**GIVEN RECORDS:**
- Opening Delimiter -

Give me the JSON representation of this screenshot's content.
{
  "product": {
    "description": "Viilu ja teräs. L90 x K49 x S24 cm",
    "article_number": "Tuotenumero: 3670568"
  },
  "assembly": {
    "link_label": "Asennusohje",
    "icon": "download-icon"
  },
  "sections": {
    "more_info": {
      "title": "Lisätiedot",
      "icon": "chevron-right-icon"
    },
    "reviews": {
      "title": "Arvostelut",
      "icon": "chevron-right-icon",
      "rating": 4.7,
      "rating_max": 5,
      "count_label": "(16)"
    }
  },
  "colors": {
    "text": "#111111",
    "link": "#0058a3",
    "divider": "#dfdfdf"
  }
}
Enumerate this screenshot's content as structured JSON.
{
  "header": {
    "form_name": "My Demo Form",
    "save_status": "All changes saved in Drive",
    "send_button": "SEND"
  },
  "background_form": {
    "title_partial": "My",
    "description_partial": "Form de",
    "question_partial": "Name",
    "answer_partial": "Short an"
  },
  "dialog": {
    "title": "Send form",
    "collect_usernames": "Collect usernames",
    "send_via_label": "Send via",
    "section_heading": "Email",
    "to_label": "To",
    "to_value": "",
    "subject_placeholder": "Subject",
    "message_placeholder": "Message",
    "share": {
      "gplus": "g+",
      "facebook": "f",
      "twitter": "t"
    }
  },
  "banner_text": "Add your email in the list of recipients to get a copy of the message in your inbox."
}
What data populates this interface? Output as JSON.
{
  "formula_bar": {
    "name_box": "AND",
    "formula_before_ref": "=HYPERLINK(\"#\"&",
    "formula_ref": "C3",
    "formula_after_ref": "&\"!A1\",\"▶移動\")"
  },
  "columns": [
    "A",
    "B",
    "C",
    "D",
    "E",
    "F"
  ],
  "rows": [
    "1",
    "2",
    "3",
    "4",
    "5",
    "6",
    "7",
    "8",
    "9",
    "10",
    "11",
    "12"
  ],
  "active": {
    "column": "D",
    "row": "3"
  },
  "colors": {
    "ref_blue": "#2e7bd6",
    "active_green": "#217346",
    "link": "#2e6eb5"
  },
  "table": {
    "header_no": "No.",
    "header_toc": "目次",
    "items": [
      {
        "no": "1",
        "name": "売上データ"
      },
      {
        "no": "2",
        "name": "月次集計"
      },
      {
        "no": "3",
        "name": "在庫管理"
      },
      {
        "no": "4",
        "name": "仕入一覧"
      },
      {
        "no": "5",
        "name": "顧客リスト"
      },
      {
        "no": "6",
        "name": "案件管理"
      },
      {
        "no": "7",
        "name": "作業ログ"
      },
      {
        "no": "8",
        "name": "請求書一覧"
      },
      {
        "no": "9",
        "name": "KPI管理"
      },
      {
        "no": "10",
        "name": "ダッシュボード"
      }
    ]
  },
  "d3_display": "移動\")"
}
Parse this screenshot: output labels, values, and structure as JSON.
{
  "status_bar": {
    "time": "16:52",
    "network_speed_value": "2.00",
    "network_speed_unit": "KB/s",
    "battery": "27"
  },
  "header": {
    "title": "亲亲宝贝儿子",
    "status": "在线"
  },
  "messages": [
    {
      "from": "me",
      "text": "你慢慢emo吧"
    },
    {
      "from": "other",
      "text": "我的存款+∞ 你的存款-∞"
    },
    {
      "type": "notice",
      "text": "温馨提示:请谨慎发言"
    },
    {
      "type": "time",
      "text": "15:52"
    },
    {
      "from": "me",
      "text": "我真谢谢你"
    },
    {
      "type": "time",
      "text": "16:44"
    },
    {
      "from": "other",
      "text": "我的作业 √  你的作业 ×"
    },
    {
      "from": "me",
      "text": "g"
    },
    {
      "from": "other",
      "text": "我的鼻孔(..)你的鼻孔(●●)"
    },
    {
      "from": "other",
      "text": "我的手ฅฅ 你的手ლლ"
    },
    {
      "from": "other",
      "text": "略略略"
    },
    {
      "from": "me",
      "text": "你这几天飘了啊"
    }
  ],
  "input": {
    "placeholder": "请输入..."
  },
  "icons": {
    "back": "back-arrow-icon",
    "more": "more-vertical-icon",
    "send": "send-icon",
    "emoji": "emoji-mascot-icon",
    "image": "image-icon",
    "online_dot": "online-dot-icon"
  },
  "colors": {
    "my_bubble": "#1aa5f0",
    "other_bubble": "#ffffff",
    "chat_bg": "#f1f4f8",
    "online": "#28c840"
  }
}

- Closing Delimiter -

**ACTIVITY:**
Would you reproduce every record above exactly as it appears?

**REPLY TO THE EXERCISE:**
Give me the JSON representation of this screenshot's content.
{
  "product": {
    "description": "Viilu ja teräs. L90 x K49 x S24 cm",
    "article_number": "Tuotenumero: 3670568"
  },
  "assembly": {
    "link_label": "Asennusohje",
    "icon": "download-icon"
  },
  "sections": {
    "more_info": {
      "title": "Lisätiedot",
      "icon": "chevron-right-icon"
    },
    "reviews": {
      "title": "Arvostelut",
      "icon": "chevron-right-icon",
      "rating": 4.7,
      "rating_max": 5,
      "count_label": "(16)"
    }
  },
  "colors": {
    "text": "#111111",
    "link": "#0058a3",
    "divider": "#dfdfdf"
  }
}
Enumerate this screenshot's content as structured JSON.
{
  "header": {
    "form_name": "My Demo Form",
    "save_status": "All changes saved in Drive",
    "send_button": "SEND"
  },
  "background_form": {
    "title_partial": "My",
    "description_partial": "Form de",
    "question_partial": "Name",
    "answer_partial": "Short an"
  },
  "dialog": {
    "title": "Send form",
    "collect_usernames": "Collect usernames",
    "send_via_label": "Send via",
    "section_heading": "Email",
    "to_label": "To",
    "to_value": "",
    "subject_placeholder": "Subject",
    "message_placeholder": "Message",
    "share": {
      "gplus": "g+",
      "facebook": "f",
      "twitter": "t"
    }
  },
  "banner_text": "Add your email in the list of recipients to get a copy of the message in your inbox."
}
What data populates this interface? Output as JSON.
{
  "formula_bar": {
    "name_box": "AND",
    "formula_before_ref": "=HYPERLINK(\"#\"&",
    "formula_ref": "C3",
    "formula_after_ref": "&\"!A1\",\"▶移動\")"
  },
  "columns": [
    "A",
    "B",
    "C",
    "D",
    "E",
    "F"
  ],
  "rows": [
    "1",
    "2",
    "3",
    "4",
    "5",
    "6",
    "7",
    "8",
    "9",
    "10",
    "11",
    "12"
  ],
  "active": {
    "column": "D",
    "row": "3"
  },
  "colors": {
    "ref_blue": "#2e7bd6",
    "active_green": "#217346",
    "link": "#2e6eb5"
  },
  "table": {
    "header_no": "No.",
    "header_toc": "目次",
    "items": [
      {
        "no": "1",
        "name": "売上データ"
      },
      {
        "no": "2",
        "name": "月次集計"
      },
      {
        "no": "3",
        "name": "在庫管理"
      },
      {
        "no": "4",
        "name": "仕入一覧"
      },
      {
        "no": "5",
        "name": "顧客リスト"
      },
      {
        "no": "6",
        "name": "案件管理"
      },
      {
        "no": "7",
        "name": "作業ログ"
      },
      {
        "no": "8",
        "name": "請求書一覧"
      },
      {
        "no": "9",
        "name": "KPI管理"
      },
      {
        "no": "10",
        "name": "ダッシュボード"
      }
    ]
  },
  "d3_display": "移動\")"
}
Parse this screenshot: output labels, values, and structure as JSON.
{
  "status_bar": {
    "time": "16:52",
    "network_speed_value": "2.00",
    "network_speed_unit": "KB/s",
    "battery": "27"
  },
  "header": {
    "title": "亲亲宝贝儿子",
    "status": "在线"
  },
  "messages": [
    {
      "from": "me",
      "text": "你慢慢emo吧"
    },
    {
      "from": "other",
      "text": "我的存款+∞ 你的存款-∞"
    },
    {
      "type": "notice",
      "text": "温馨提示:请谨慎发言"
    },
    {
      "type": "time",
      "text": "15:52"
    },
    {
      "from": "me",
      "text": "我真谢谢你"
    },
    {
      "type": "time",
      "text": "16:44"
    },
    {
      "from": "other",
      "text": "我的作业 √  你的作业 ×"
    },
    {
      "from": "me",
      "text": "g"
    },
    {
      "from": "other",
      "text": "我的鼻孔(..)你的鼻孔(●●)"
    },
    {
      "from": "other",
      "text": "我的手ฅฅ 你的手ლლ"
    },
    {
      "from": "other",
      "text": "略略略"
    },
    {
      "from": "me",
      "text": "你这几天飘了啊"
    }
  ],
  "input": {
    "placeholder": "请输入..."
  },
  "icons": {
    "back": "back-arrow-icon",
    "more": "more-vertical-icon",
    "send": "send-icon",
    "emoji": "emoji-mascot-icon",
    "image": "image-icon",
    "online_dot": "online-dot-icon"
  },
  "colors": {
    "my_bubble": "#1aa5f0",
    "other_bubble": "#ffffff",
    "chat_bg": "#f1f4f8",
    "online": "#28c840"
  }
}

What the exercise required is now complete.